*Your task*
Exactly how many lines in this listing contain "Sone"? Only the number is needed.

BEGIN Exercise input

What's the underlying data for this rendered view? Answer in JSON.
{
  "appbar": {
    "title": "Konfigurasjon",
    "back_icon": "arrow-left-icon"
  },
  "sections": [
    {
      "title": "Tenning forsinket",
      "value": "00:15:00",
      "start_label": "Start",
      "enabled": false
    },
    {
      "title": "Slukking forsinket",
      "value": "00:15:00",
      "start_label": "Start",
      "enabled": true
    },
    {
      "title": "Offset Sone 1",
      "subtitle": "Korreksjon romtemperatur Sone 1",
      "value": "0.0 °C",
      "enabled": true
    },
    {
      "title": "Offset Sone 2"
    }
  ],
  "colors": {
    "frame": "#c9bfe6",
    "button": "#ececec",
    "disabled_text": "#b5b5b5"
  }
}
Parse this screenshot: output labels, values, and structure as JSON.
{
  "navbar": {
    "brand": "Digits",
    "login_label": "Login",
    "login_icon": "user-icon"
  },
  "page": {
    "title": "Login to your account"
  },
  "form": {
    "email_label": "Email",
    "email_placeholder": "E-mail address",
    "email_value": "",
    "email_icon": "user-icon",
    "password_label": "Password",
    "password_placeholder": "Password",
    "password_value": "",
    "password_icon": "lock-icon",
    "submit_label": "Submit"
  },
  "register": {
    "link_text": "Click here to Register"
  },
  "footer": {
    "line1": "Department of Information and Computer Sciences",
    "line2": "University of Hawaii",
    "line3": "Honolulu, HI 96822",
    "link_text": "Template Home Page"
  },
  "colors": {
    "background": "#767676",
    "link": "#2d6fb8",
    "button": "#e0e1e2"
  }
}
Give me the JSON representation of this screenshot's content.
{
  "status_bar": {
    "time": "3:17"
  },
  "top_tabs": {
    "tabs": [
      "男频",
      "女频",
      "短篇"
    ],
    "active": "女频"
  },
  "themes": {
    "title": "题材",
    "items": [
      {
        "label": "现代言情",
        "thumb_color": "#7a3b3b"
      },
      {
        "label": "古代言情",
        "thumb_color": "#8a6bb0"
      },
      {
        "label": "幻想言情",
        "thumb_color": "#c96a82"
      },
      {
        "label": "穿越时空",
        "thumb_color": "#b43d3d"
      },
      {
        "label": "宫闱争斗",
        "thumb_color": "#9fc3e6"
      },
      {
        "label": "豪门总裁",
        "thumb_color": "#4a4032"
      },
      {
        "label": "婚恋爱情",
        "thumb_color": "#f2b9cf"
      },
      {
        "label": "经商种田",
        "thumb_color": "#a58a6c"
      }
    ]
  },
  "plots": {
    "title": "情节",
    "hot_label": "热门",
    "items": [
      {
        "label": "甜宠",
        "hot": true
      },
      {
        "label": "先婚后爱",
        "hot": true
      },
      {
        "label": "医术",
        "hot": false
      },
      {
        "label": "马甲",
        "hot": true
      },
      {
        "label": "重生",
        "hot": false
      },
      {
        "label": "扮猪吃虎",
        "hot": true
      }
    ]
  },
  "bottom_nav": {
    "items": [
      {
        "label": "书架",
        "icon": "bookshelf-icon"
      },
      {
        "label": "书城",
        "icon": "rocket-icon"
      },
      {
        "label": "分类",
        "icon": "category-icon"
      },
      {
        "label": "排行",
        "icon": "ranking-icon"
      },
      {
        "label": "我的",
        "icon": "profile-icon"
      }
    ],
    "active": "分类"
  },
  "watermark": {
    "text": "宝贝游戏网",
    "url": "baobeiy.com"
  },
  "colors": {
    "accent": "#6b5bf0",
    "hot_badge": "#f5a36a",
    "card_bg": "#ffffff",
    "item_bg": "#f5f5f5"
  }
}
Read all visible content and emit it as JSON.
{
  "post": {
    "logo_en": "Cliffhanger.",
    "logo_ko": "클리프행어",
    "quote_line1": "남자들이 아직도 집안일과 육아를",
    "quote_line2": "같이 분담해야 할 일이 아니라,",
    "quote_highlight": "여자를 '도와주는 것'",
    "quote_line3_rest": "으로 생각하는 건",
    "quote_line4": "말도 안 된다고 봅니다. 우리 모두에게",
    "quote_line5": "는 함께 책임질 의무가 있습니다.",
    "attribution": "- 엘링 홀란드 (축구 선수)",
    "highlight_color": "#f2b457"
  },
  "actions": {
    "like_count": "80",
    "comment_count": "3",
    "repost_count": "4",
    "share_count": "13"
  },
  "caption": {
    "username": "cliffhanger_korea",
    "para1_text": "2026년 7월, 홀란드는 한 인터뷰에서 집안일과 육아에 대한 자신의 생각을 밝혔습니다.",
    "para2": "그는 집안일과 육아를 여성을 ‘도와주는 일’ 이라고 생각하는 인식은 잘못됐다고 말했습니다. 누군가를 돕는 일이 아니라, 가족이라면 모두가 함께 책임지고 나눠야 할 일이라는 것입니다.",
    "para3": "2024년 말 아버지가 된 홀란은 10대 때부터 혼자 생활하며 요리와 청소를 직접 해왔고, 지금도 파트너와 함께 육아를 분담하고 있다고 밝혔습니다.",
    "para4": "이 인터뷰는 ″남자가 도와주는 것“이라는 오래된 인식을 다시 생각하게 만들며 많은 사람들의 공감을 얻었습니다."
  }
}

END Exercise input

*Your response*
3